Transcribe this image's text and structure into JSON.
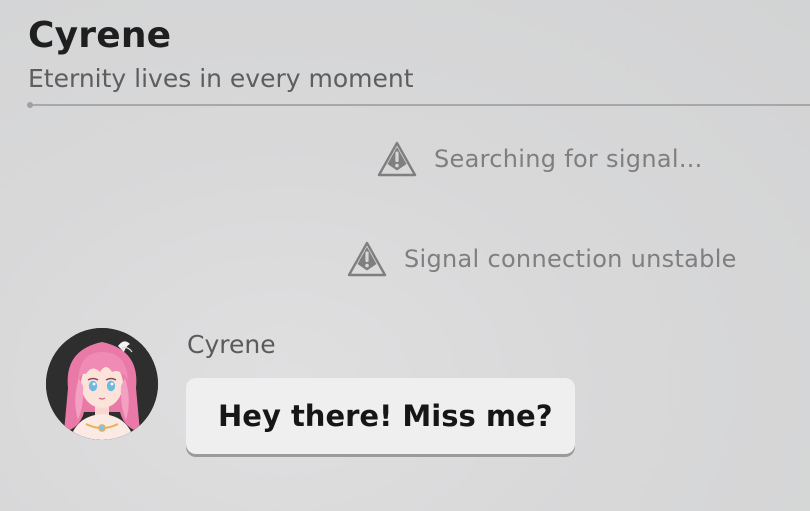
{
  "header": {
    "contact_name": "Cyrene",
    "tagline": "Eternity lives in every moment"
  },
  "system_messages": [
    {
      "icon": "signal-warning-icon",
      "text": "Searching for signal..."
    },
    {
      "icon": "signal-warning-icon",
      "text": "Signal connection unstable"
    }
  ],
  "messages": [
    {
      "sender": "Cyrene",
      "avatar": "cyrene-avatar",
      "text": "Hey there! Miss me?"
    }
  ],
  "colors": {
    "background": "#d6d6d7",
    "bubble": "#efefef",
    "system_text": "#7f7f7f",
    "avatar_bg": "#2e2e2e",
    "hair_pink": "#f08cb4"
  }
}
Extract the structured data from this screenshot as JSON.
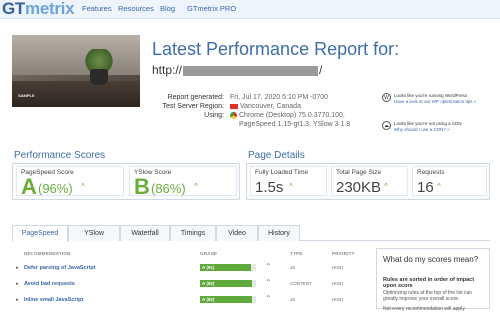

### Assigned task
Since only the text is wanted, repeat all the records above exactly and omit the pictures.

### Solution
Transcribe this image's text and structure into JSON.
{
  "header": {
    "contact_name": "Cyrene",
    "tagline": "Eternity lives in every moment"
  },
  "system_messages": [
    {
      "icon": "signal-warning-icon",
      "text": "Searching for signal..."
    },
    {
      "icon": "signal-warning-icon",
      "text": "Signal connection unstable"
    }
  ],
  "messages": [
    {
      "sender": "Cyrene",
      "avatar": "cyrene-avatar",
      "text": "Hey there! Miss me?"
    }
  ],
  "colors": {
    "background": "#d6d6d7",
    "bubble": "#efefef",
    "system_text": "#7f7f7f",
    "avatar_bg": "#2e2e2e",
    "hair_pink": "#f08cb4"
  }
}
Extract the structured data from this screenshot as JSON.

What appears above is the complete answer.